AE: What are the biggest challenges you face in getting lesbian films from Outfest to the world?
Kirsten Schaffer: It’s all about distribution, the films need to get picked up. Every year there are dozens of lesbian films screened at Outfest and all are excellent films that should be seen by gay and straight audiences alike. Some of them are getting out there. Concussion did well and obviously there’s been a lot of talk about Blue is the Warmest Color.
AE: What did you think of Blue is the Warmest Color and the controversy surrounding it’s depection of lesbians?
KS: To be honest, I haven’t seen it yet!
AE: What would be your advice to lesbian filmmakers who want to get their film in Outfest? What are you looking for?
KS: We’re looking for films that tell fresh stories, have a unique point of view, and really come from the heart. Also, we’re looking for films that appeal to a variety of audiences.
AE: Do you think straight audiences have a tough time relating to gay characters?
KS: I think that sometimes straight audiences need a way to connect. If there’s someone they recognize in a movie they’re more likely to go see it, and once they see it they love it.
AE: Last week I spoke with director Adam Shankman at the Go Go Gala, and he said that indie films are really for gay protagonists but major studio movies are not. Do you agree with that observation?

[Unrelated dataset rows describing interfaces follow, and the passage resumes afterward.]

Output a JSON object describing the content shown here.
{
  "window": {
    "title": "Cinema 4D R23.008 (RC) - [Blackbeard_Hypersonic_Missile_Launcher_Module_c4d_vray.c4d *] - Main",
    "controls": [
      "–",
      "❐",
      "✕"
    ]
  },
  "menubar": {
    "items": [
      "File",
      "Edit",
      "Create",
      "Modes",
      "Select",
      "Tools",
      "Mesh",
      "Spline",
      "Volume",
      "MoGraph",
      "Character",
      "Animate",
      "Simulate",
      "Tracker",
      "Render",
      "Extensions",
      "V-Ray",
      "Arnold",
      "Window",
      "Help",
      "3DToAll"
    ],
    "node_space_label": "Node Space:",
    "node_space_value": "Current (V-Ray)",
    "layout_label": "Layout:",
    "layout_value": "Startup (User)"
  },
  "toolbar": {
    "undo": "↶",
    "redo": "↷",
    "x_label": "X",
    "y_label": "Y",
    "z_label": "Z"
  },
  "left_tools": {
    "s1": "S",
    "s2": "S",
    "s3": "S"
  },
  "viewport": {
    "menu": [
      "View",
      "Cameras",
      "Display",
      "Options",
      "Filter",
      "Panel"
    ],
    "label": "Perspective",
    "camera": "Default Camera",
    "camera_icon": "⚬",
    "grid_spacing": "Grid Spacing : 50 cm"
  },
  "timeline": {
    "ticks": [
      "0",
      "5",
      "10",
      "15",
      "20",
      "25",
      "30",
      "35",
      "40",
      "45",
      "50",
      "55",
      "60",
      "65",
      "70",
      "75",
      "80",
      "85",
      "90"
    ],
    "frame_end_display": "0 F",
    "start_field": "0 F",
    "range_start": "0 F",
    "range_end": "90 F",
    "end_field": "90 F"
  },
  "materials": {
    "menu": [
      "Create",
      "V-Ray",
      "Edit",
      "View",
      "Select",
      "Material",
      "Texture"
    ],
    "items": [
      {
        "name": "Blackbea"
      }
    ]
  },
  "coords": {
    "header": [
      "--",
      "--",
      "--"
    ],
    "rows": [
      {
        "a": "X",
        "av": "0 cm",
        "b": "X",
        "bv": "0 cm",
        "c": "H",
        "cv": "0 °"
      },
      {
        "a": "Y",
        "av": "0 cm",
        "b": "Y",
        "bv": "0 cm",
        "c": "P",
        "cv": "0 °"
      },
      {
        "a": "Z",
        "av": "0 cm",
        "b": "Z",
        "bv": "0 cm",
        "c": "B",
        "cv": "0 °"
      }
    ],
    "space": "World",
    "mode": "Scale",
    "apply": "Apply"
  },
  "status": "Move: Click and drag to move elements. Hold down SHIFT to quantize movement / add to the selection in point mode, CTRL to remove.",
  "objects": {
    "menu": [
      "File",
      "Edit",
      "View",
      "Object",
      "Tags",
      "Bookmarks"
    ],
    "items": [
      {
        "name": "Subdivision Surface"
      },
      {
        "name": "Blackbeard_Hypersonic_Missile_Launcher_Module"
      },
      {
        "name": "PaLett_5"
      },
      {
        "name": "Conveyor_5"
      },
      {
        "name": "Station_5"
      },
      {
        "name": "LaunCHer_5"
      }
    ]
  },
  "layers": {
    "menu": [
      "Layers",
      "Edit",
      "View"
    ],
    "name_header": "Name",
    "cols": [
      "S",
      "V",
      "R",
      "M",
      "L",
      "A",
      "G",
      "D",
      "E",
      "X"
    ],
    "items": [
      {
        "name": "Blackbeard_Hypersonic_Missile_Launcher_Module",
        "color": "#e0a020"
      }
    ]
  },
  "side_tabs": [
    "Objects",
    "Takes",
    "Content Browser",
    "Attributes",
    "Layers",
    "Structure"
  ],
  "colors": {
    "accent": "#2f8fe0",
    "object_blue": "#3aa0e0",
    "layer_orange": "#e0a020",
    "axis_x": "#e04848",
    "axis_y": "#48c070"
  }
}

KS: I think that mainstream audiences and big budget movies are ready for gay characters. We’ve seen them before.
AE: What about gay actors in Hollywood? Do you think major studios are ready to cast a gay action hero or lesbian rom-com starlet?
Karman and I were dismayed to discover that Raven had skipped the red carpet to sneak through a hidden back entrance. The actress hasn’t discussed her sexuality at any length with press, so it was disappointing but not surprising to learn that she’d be unavailable for our questions. However, when Raven took the stage later that evening to introduce a Legacy Project clip from the film Jewel And The Catch, she gave a cheeky “I know you want to know more” smile when pointedly stating that LGBT history is “our history.” Wink wink. Jewel And The Catch is the powerful story of African American LGBT activist Jewel Thais-Williams. Jewel’s Club, Catch One–affectionately referred to as “The Catch”– became a vital hub for the queer African American community of Los Angeles.

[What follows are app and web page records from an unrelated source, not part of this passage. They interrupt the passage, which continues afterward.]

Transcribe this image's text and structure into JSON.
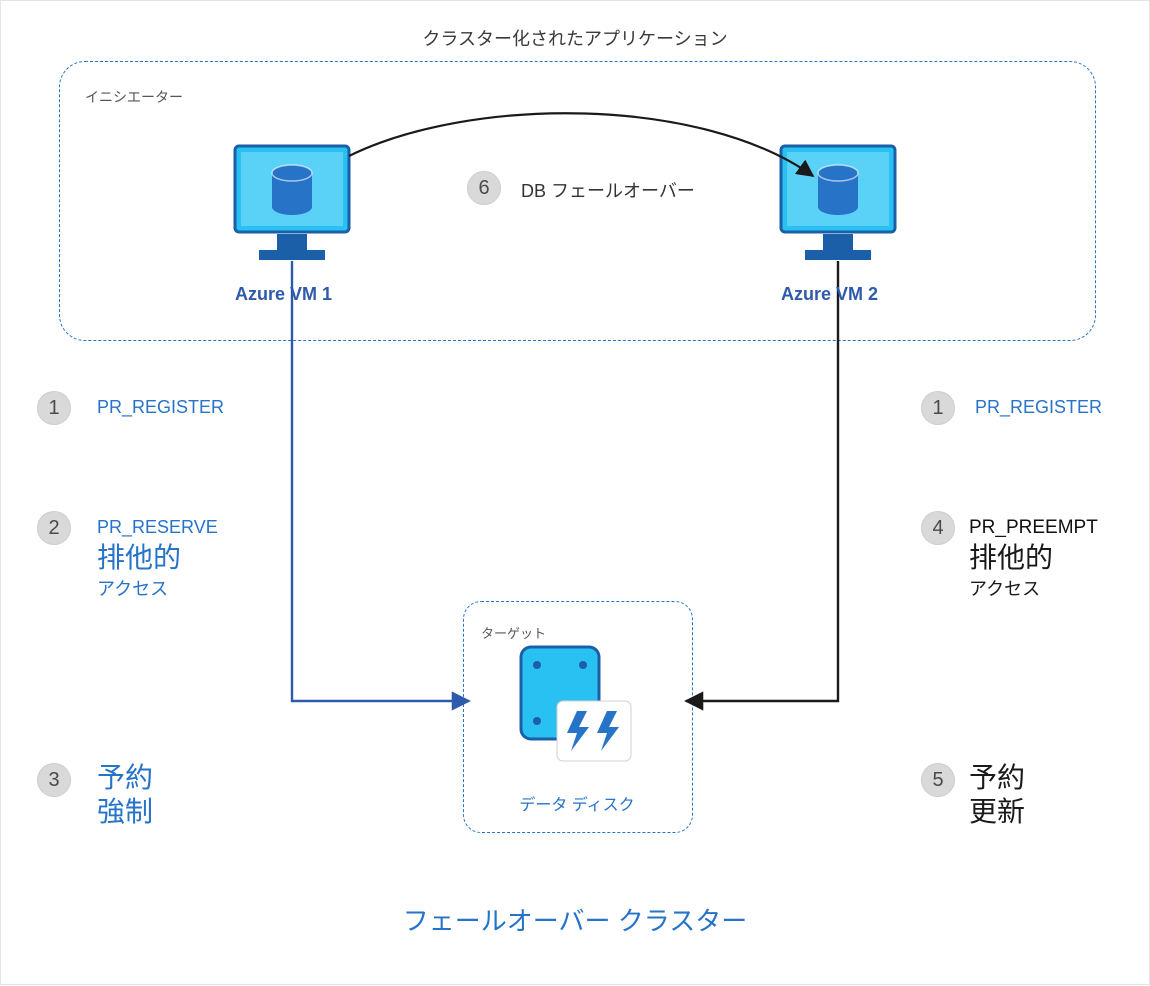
{
  "title": "クラスター化されたアプリケーション",
  "footer_title": "フェールオーバー クラスター",
  "initiator_label": "イニシエーター",
  "target_label": "ターゲット",
  "disk_label": "データ ディスク",
  "vm1_label": "Azure VM 1",
  "vm2_label": "Azure VM 2",
  "step6": {
    "num": "6",
    "label": "DB フェールオーバー"
  },
  "left": {
    "s1": {
      "num": "1",
      "code": "PR_REGISTER"
    },
    "s2": {
      "num": "2",
      "code": "PR_RESERVE",
      "big": "排他的",
      "sub": "アクセス"
    },
    "s3": {
      "num": "3",
      "big": "予約",
      "sub": "強制"
    }
  },
  "right": {
    "s1": {
      "num": "1",
      "code": "PR_REGISTER"
    },
    "s4": {
      "num": "4",
      "code": "PR_PREEMPT",
      "big": "排他的",
      "sub": "アクセス"
    },
    "s5": {
      "num": "5",
      "big": "予約",
      "sub": "更新"
    }
  },
  "colors": {
    "azure_blue": "#2673c8",
    "cyan_fill": "#29c0f2",
    "badge_bg": "#d9d9d9"
  }
}
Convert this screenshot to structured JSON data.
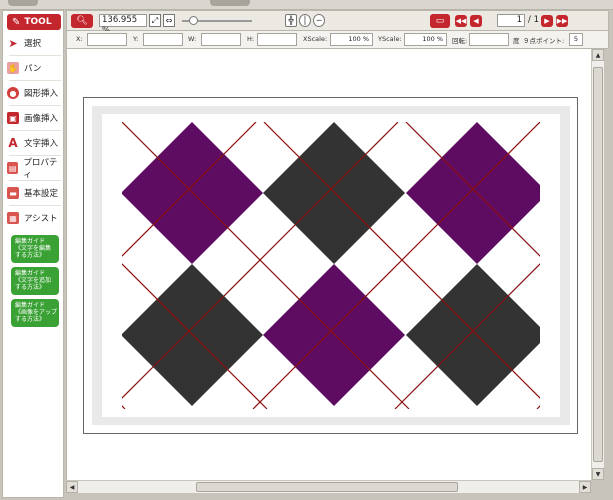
{
  "tool_header": {
    "label": "TOOL"
  },
  "sidebar": {
    "items": [
      {
        "label": "選択",
        "icon": "arrow-cursor-icon"
      },
      {
        "label": "パン",
        "icon": "hand-icon"
      },
      {
        "label": "図形挿入",
        "icon": "shape-icon"
      },
      {
        "label": "画像挿入",
        "icon": "image-icon"
      },
      {
        "label": "文字挿入",
        "icon": "text-icon"
      },
      {
        "label": "プロパティ",
        "icon": "properties-icon"
      },
      {
        "label": "基本設定",
        "icon": "settings-icon"
      },
      {
        "label": "アシスト",
        "icon": "assist-icon"
      }
    ],
    "guides": [
      {
        "line1": "編集ガイド",
        "line2": "《文字を編集",
        "line3": "する方法》"
      },
      {
        "line1": "編集ガイド",
        "line2": "《文字を追加",
        "line3": "する方法》"
      },
      {
        "line1": "編集ガイド",
        "line2": "《画像をアップ",
        "line3": "する方法》"
      }
    ]
  },
  "toolbar": {
    "zoom_value": "136.955 %",
    "page_current": "1",
    "page_total": "/ 1"
  },
  "fields": {
    "x_label": "X:",
    "y_label": "Y:",
    "w_label": "W:",
    "h_label": "H:",
    "xscale_label": "XScale:",
    "xscale_value": "100 %",
    "yscale_label": "YScale:",
    "yscale_value": "100 %",
    "rotate_label": "回転:",
    "degree_label": "度",
    "snap_label": "９点ポイント:",
    "snap_value": "5"
  },
  "colors": {
    "accent_red": "#c4262e",
    "guide_green": "#3aa135",
    "argyle_purple": "#5e0c62",
    "argyle_dark": "#333333",
    "argyle_line": "#8b0f0f"
  }
}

The focal point of the night was celebrating the career of Lee Daniels, the first openly gay African American to earn an Academy Award Nomination for Best Picture. Daniels directed critically acclaimed films The Butler, Precious, and The Paperboy, as well as producing Oscar-winning movie Monster’s Ball. In Precious and The Paperboy, Lee fearlessly brought multidimensional queer characters to American and international audiences. Gabourey Sidibe, who Lee discovered and cast in Precious, was scheduled to present Lee’s Visionary Award. But when Sidibe couldn’t get away from the American Horror Story set at the last minute, a surprise Lee Daniels fan and co-worker stepped in: the irrepressible and incomparable Jane Fonda.
Fonda, who Daniels cast as Nancy Reagan in The Butler, sauntered on stage to a standing ovation in a glorious and glittering jumpsuit. “Still hot,” I muttered to Karman as she nodded appreciatively. Our fabulous fifth row seats were close enough to properly admire Fonda’s still banging bod.
Lee Daniels with Cuba Gooding, Jr.
Daniels, visibly moved, accepted The Visionary Award from Fonda and turned to the crowd and said, “Being a filmmaker is very, very, very hard. Being a black filmmaker is really, really hard. Being a gay black filmmaker is close to impossible.”
But not impossible.